Instructions for the task:
Below are some records; return each one exactly.

______

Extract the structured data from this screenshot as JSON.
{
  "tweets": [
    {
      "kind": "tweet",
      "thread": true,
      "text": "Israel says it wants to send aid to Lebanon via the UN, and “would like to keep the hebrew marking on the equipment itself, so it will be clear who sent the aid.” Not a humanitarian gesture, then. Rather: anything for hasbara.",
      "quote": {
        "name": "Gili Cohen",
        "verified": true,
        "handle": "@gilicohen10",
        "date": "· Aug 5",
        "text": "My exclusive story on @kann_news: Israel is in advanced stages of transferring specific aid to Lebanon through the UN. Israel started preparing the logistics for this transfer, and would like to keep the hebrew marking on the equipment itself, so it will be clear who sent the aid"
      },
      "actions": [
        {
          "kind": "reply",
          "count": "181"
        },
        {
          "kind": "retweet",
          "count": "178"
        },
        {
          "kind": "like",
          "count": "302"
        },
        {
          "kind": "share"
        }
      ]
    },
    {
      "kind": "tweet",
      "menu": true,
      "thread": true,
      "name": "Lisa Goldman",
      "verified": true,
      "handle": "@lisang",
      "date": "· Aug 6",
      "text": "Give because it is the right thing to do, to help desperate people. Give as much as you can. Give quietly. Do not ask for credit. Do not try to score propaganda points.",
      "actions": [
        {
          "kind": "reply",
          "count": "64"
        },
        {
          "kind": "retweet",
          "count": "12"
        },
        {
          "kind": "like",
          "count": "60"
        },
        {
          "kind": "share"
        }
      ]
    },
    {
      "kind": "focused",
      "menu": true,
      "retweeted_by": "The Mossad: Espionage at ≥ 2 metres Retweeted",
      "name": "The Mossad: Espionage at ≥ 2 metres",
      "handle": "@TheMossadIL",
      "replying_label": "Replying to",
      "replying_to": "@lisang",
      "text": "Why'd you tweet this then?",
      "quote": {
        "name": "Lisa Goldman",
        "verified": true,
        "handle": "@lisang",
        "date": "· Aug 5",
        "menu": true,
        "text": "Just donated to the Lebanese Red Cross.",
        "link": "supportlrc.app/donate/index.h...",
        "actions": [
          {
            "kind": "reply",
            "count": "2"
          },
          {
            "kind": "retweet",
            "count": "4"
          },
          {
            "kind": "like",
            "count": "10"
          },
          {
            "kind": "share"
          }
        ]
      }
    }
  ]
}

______

Answer:
Extract the structured data from this screenshot as JSON.
{
  "tweets": [
    {
      "kind": "tweet",
      "thread": true,
      "text": "Israel says it wants to send aid to Lebanon via the UN, and “would like to keep the hebrew marking on the equipment itself, so it will be clear who sent the aid.” Not a humanitarian gesture, then. Rather: anything for hasbara.",
      "quote": {
        "name": "Gili Cohen",
        "verified": true,
        "handle": "@gilicohen10",
        "date": "· Aug 5",
        "text": "My exclusive story on @kann_news: Israel is in advanced stages of transferring specific aid to Lebanon through the UN. Israel started preparing the logistics for this transfer, and would like to keep the hebrew marking on the equipment itself, so it will be clear who sent the aid"
      },
      "actions": [
        {
          "kind": "reply",
          "count": "181"
        },
        {
          "kind": "retweet",
          "count": "178"
        },
        {
          "kind": "like",
          "count": "302"
        },
        {
          "kind": "share"
        }
      ]
    },
    {
      "kind": "tweet",
      "menu": true,
      "thread": true,
      "name": "Lisa Goldman",
      "verified": true,
      "handle": "@lisang",
      "date": "· Aug 6",
      "text": "Give because it is the right thing to do, to help desperate people. Give as much as you can. Give quietly. Do not ask for credit. Do not try to score propaganda points.",
      "actions": [
        {
          "kind": "reply",
          "count": "64"
        },
        {
          "kind": "retweet",
          "count": "12"
        },
        {
          "kind": "like",
          "count": "60"
        },
        {
          "kind": "share"
        }
      ]
    },
    {
      "kind": "focused",
      "menu": true,
      "retweeted_by": "The Mossad: Espionage at ≥ 2 metres Retweeted",
      "name": "The Mossad: Espionage at ≥ 2 metres",
      "handle": "@TheMossadIL",
      "replying_label": "Replying to",
      "replying_to": "@lisang",
      "text": "Why'd you tweet this then?",
      "quote": {
        "name": "Lisa Goldman",
        "verified": true,
        "handle": "@lisang",
        "date": "· Aug 5",
        "menu": true,
        "text": "Just donated to the Lebanese Red Cross.",
        "link": "supportlrc.app/donate/index.h...",
        "actions": [
          {
            "kind": "reply",
            "count": "2"
          },
          {
            "kind": "retweet",
            "count": "4"
          },
          {
            "kind": "like",
            "count": "10"
          },
          {
            "kind": "share"
          }
        ]
      }
    }
  ]
}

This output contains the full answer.